## Extracted data
[Start of Attachment]
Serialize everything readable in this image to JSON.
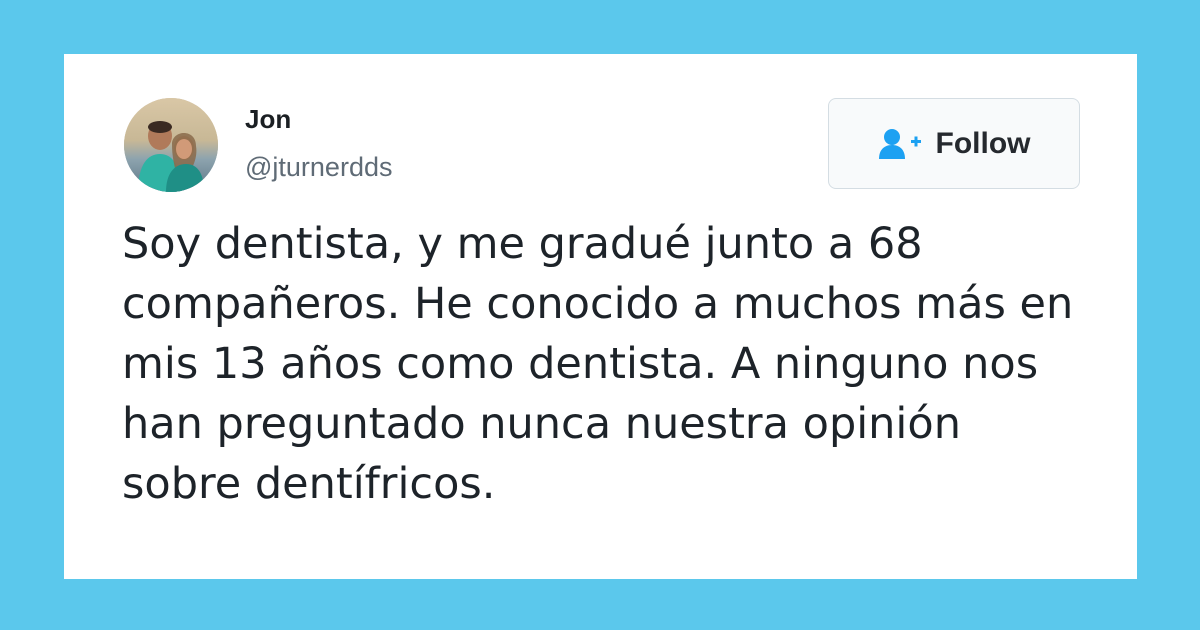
{
  "tweet": {
    "user": {
      "name": "Jon",
      "handle": "@jturnerdds",
      "avatar_icon": "profile-photo"
    },
    "follow_button": {
      "label": "Follow",
      "icon": "add-user-icon",
      "icon_color": "#1da1f2"
    },
    "text": "Soy dentista, y me gradué junto a 68 compañeros. He conocido a muchos más en mis 13 años como dentista. A ninguno nos han preguntado nunca nuestra opinión sobre dentífricos."
  },
  "colors": {
    "background": "#5bc8ec",
    "card": "#ffffff",
    "text": "#1d2329",
    "handle": "#5f6b76"
  }
}
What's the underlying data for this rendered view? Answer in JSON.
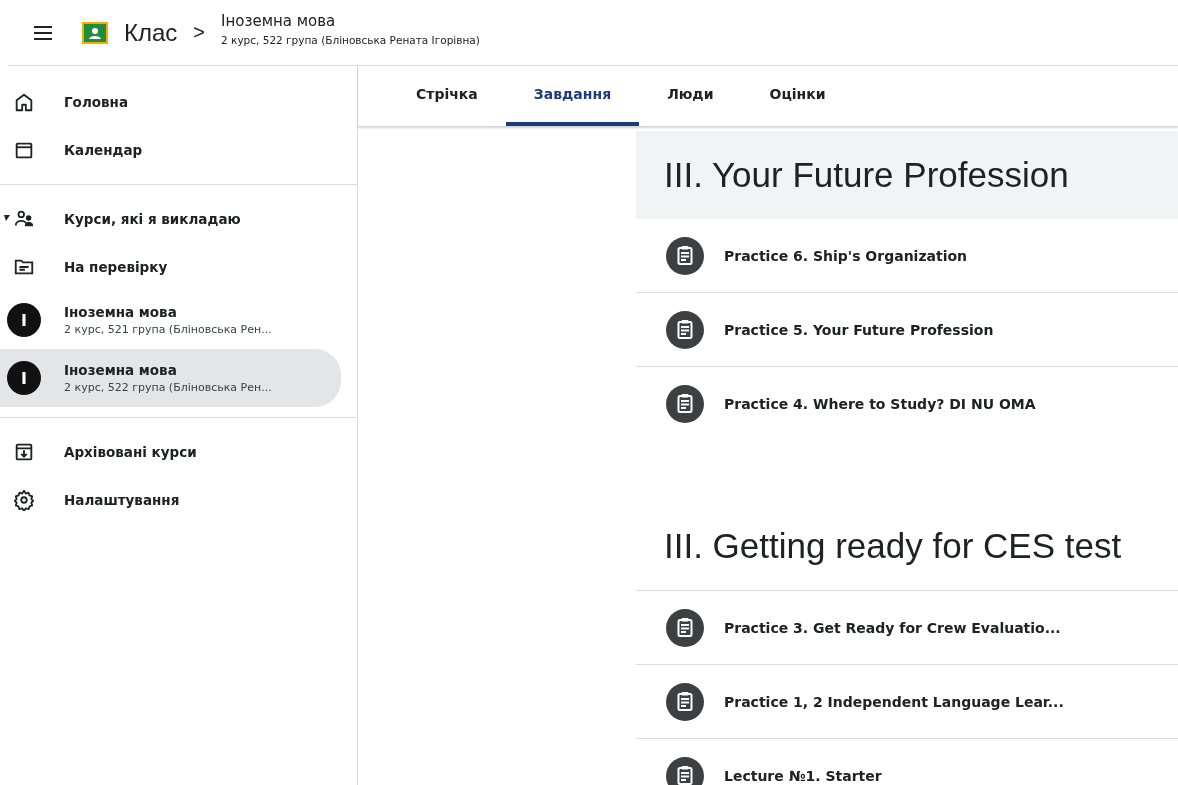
{
  "header": {
    "app_name": "Клас",
    "separator": ">",
    "title": "Іноземна мова",
    "subtitle": "2 курс, 522 група (Бліновська Рената Ігорівна)"
  },
  "sidebar": {
    "groups": [
      {
        "items": [
          {
            "kind": "nav",
            "label": "Головна",
            "selected": false
          },
          {
            "kind": "nav",
            "label": "Календар",
            "selected": false
          }
        ]
      },
      {
        "items": [
          {
            "kind": "nav",
            "label": "Курси, які я викладаю",
            "selected": false
          },
          {
            "kind": "nav",
            "label": "На перевірку",
            "selected": false
          },
          {
            "kind": "course",
            "avatar": "I",
            "label": "Іноземна мова",
            "sublabel": "2 курс, 521 група (Бліновська Рен...",
            "selected": false
          },
          {
            "kind": "course",
            "avatar": "I",
            "label": "Іноземна мова",
            "sublabel": "2 курс, 522 група (Бліновська Рен...",
            "selected": true
          }
        ]
      },
      {
        "items": [
          {
            "kind": "nav",
            "label": "Архівовані курси",
            "selected": false
          },
          {
            "kind": "nav",
            "label": "Налаштування",
            "selected": false
          }
        ]
      }
    ]
  },
  "tabs": [
    {
      "label": "Стрічка",
      "selected": false
    },
    {
      "label": "Завдання",
      "selected": true
    },
    {
      "label": "Люди",
      "selected": false
    },
    {
      "label": "Оцінки",
      "selected": false
    }
  ],
  "topics": [
    {
      "title": "III. Your Future Profession",
      "selected": true,
      "items": [
        {
          "title": "Practice 6. Ship's Organization"
        },
        {
          "title": "Practice 5. Your Future Profession"
        },
        {
          "title": "Practice 4. Where to Study? DI NU OMA"
        }
      ]
    },
    {
      "title": "III. Getting ready for CES test",
      "selected": false,
      "items": [
        {
          "title": "Practice 3. Get Ready for Crew Evaluatio..."
        },
        {
          "title": "Practice 1, 2 Independent Language Lear..."
        },
        {
          "title": "Lecture №1. Starter"
        }
      ]
    }
  ]
}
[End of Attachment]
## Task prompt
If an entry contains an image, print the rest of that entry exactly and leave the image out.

## Exercise solution
Serialize everything readable in this image to JSON.
{
  "tweet": {
    "user": {
      "name": "Jon",
      "handle": "@jturnerdds",
      "avatar_icon": "profile-photo"
    },
    "follow_button": {
      "label": "Follow",
      "icon": "add-user-icon",
      "icon_color": "#1da1f2"
    },
    "text": "Soy dentista, y me gradué junto a 68 compañeros. He conocido a muchos más en mis 13 años como dentista. A ninguno nos han preguntado nunca nuestra opinión sobre dentífricos."
  },
  "colors": {
    "background": "#5bc8ec",
    "card": "#ffffff",
    "text": "#1d2329",
    "handle": "#5f6b76"
  }
}
What's the underlying data for this rendered view? Answer in JSON.
{
  "header": {
    "app_name": "Клас",
    "separator": ">",
    "title": "Іноземна мова",
    "subtitle": "2 курс, 522 група (Бліновська Рената Ігорівна)"
  },
  "sidebar": {
    "groups": [
      {
        "items": [
          {
            "kind": "nav",
            "label": "Головна",
            "selected": false
          },
          {
            "kind": "nav",
            "label": "Календар",
            "selected": false
          }
        ]
      },
      {
        "items": [
          {
            "kind": "nav",
            "label": "Курси, які я викладаю",
            "selected": false
          },
          {
            "kind": "nav",
            "label": "На перевірку",
            "selected": false
          },
          {
            "kind": "course",
            "avatar": "I",
            "label": "Іноземна мова",
            "sublabel": "2 курс, 521 група (Бліновська Рен...",
            "selected": false
          },
          {
            "kind": "course",
            "avatar": "I",
            "label": "Іноземна мова",
            "sublabel": "2 курс, 522 група (Бліновська Рен...",
            "selected": true
          }
        ]
      },
      {
        "items": [
          {
            "kind": "nav",
            "label": "Архівовані курси",
            "selected": false
          },
          {
            "kind": "nav",
            "label": "Налаштування",
            "selected": false
          }
        ]
      }
    ]
  },
  "tabs": [
    {
      "label": "Стрічка",
      "selected": false
    },
    {
      "label": "Завдання",
      "selected": true
    },
    {
      "label": "Люди",
      "selected": false
    },
    {
      "label": "Оцінки",
      "selected": false
    }
  ],
  "topics": [
    {
      "title": "III. Your Future Profession",
      "selected": true,
      "items": [
        {
          "title": "Practice 6. Ship's Organization"
        },
        {
          "title": "Practice 5. Your Future Profession"
        },
        {
          "title": "Practice 4. Where to Study? DI NU OMA"
        }
      ]
    },
    {
      "title": "III. Getting ready for CES test",
      "selected": false,
      "items": [
        {
          "title": "Practice 3. Get Ready for Crew Evaluatio..."
        },
        {
          "title": "Practice 1, 2 Independent Language Lear..."
        },
        {
          "title": "Lecture №1. Starter"
        }
      ]
    }
  ]
}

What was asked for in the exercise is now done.